* **DIRECTIONS FOR THIS TASK**
Exact copies of all the lines below are needed, without the pictures.

* **SOURCE DATA**
□ □ □
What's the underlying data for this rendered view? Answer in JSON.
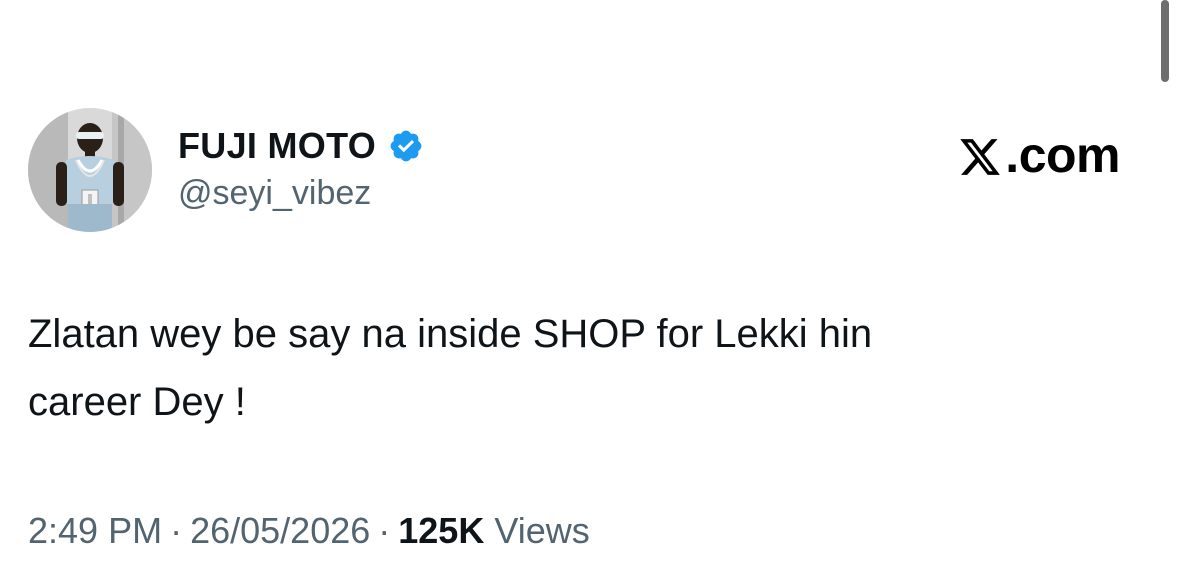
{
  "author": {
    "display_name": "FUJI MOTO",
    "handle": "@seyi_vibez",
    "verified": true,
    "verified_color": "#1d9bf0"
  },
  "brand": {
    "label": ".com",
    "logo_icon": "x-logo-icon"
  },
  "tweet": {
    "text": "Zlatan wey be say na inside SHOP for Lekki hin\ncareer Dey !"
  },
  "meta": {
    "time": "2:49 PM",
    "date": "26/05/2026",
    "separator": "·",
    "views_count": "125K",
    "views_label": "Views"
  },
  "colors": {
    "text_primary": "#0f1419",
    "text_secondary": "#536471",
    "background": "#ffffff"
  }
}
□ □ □
* **ANSWER TO THE EXERCISE**
What's the underlying data for this rendered view? Answer in JSON.
{
  "author": {
    "display_name": "FUJI MOTO",
    "handle": "@seyi_vibez",
    "verified": true,
    "verified_color": "#1d9bf0"
  },
  "brand": {
    "label": ".com",
    "logo_icon": "x-logo-icon"
  },
  "tweet": {
    "text": "Zlatan wey be say na inside SHOP for Lekki hin\ncareer Dey !"
  },
  "meta": {
    "time": "2:49 PM",
    "date": "26/05/2026",
    "separator": "·",
    "views_count": "125K",
    "views_label": "Views"
  },
  "colors": {
    "text_primary": "#0f1419",
    "text_secondary": "#536471",
    "background": "#ffffff"
  }
}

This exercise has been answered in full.